With his amazing series of fights with Pedro Rizzo and Chuck Liddell, Randy became a legend. A look at his record without an understanding of significance and the assumption would be that Couture was a mediocre fighter. A sub .667 fighter, Couture has never had a winning streak beyond four fights since 2001. His short lived retirement would be capped with a massively dominant win against Tim Sylvia for the UFC belt and a defense against Gabriel Gonzaga. However, as stated above, Couture is not without his flaws. A long and drawn out legal battle with Zuffa tarnished his reputation with fans and fighters alike. It seemed that a man who was praised for his love of competition and testing himself against the best fighters in the world was solely driven by the financial aspect and took some underhanded steps to try and gain release from his contract.
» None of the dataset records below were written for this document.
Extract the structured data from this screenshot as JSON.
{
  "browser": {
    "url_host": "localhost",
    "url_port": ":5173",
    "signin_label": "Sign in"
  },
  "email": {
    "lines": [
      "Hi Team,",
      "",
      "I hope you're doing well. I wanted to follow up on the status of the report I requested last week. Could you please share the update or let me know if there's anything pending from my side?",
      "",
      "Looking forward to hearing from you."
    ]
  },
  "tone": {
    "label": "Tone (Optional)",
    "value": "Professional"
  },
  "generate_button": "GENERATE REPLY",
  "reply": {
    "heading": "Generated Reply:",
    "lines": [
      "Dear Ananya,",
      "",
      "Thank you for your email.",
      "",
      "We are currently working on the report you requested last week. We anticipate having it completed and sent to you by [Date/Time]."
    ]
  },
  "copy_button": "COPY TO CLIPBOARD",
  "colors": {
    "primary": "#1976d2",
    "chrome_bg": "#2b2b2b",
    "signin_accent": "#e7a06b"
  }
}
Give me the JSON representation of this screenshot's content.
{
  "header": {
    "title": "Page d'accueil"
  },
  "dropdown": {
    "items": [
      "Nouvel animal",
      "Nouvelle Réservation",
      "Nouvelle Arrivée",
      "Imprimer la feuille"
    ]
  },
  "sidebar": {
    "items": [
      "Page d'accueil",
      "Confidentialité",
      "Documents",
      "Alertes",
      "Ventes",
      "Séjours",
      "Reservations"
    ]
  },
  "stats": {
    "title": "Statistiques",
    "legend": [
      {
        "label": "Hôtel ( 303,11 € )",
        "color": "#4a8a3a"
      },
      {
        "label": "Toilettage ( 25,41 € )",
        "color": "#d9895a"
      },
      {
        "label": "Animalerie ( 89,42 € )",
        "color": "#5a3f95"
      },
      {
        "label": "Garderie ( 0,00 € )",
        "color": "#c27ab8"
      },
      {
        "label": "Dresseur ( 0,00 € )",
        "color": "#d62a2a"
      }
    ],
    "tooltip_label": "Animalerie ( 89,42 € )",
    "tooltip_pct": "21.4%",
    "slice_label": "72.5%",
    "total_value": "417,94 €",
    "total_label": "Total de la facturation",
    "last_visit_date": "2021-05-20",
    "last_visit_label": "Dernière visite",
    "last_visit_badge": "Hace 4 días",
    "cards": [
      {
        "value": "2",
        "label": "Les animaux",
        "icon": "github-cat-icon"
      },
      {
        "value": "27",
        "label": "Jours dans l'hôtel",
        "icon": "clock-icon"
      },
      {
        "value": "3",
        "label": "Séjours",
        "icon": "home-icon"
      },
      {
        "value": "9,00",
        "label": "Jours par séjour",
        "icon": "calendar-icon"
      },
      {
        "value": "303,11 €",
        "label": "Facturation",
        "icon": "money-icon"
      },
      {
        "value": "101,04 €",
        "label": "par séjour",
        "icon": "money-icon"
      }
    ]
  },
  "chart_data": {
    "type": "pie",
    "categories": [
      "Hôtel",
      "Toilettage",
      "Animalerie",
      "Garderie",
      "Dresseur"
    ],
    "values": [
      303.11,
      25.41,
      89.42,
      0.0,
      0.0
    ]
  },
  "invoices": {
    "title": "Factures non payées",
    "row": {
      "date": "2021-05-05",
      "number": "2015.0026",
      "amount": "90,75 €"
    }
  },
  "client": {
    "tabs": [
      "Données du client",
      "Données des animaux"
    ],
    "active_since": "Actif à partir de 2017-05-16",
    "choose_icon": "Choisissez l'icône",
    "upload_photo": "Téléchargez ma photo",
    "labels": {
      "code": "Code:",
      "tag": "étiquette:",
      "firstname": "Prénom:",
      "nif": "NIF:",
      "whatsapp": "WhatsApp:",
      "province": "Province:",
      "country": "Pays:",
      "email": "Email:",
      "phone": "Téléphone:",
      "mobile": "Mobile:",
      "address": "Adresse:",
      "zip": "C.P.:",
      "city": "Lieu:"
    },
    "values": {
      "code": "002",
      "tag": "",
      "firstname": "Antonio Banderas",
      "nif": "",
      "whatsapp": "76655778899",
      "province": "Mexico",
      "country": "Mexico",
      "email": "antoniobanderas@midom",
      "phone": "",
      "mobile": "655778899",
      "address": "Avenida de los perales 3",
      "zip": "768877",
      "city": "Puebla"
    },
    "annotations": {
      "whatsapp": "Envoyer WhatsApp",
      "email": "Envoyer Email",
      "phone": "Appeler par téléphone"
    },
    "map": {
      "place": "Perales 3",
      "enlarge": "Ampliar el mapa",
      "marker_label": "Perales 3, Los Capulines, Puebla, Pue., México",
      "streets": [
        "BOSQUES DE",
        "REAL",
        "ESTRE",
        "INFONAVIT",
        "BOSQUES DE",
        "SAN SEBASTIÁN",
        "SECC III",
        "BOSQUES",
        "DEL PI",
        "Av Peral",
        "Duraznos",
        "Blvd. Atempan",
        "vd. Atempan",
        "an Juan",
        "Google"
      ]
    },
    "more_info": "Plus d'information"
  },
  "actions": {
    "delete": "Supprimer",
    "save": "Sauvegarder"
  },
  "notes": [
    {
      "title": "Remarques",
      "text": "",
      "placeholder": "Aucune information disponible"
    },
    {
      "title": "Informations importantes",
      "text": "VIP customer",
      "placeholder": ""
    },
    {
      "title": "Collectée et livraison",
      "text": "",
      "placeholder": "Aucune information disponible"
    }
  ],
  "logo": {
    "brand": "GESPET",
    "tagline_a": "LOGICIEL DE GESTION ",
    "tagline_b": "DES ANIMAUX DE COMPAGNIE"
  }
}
Once the matter was resolved and Couture was able to come to financial terms with Zuffa, he made his return against Brock Lesnar at UFC 91, one of the biggest Pay Per Views of all time. Couture, even in a loss, was able to exploit the holes in Lesnar's game.
The fight game doesn't offer any comfort to losers. Aging fighters are chewed up and spit out in order to build up the resumes and marketability of the new breed. Last night saw Randy become the punchline to perhaps one of the greatest highlights of all time. He now finds himself in the company of Ben Henderson and Vitor Belfort as the victim of spectacular kicks that will forever be remembered. Yet for Couture, it seems to be a fitting way to walk away from active competition. He's given so much to young fighters and his last gift was rebuilding Lyoto Machida's tarnished brand as a fighter. Randy went out on his shield in perhaps the most memorable fight of his career. As everything with the Natural, it's not about the wins or losses. It's about the fight and he put up a helluva fight against one of the best fighters in the Light Heavyweight division. I hope he can transition to mentor for younger fighters, a wealth of knowledge not just on fighting but also on life. It's a role fitting for the man in his retirement.
More UFC 129 Results and Analysis from Bloody Elbow.
- GSP Tried to Force the KO Against Jake Shields - Kid Nate
- Jose Aldo Continues Fight for Mainstream Recognition - David St. Martin
- Georges St. Pierre vs. Anderson Silva Loses Steam - Brent Brookhouse
- Great Judging Should Be Applauded Sometimes - Tim Burke
- UFC Hits Home Run With UFC 129 Live Experience - Matt Bishop
- Zuffa and the UFC Finally Hit It Big - Matthew Roth
- Hours After, GSP Still Can't See With His Left Eye - Anton Tabuena
- UFC 129 Play by Play and Live Commentary - Brent Brookhouse
- Is Steven Seagal Secretly a Martial Arts Genius? - Jonathan Snowden
- Georges St. Pierre Holds Back UFC's Canadian Coming Out Party at UFC 129 - Jonathan Snowden
- UFC 129 Post-Fight Press Conference Video
- Georges St. Pierre Slips Past Jake Shields
- Jose Aldo Holds Off Mark Hominick
- Lyoto Machida Clouts Randy Couture
- Vladimir Matyushenko Mops the Floor With Jason Brilz
- Ben Henderson Whips Up On Mark Bocek
- Rory MacDonald Ragdolls Nate Diaz
- Jake Ellenberger Brutalizes Sean Pierson
- Claude Patrick Edges Daniel Roberts
- Pablo Garza Submits Yves Jabouin
- John Makdessi KO's Kyle Watson With Spinning Back Fist
- Jason MacDonald Triangles Ryan Jensen
- Ivan Menjivar Clocks Charlie Valencia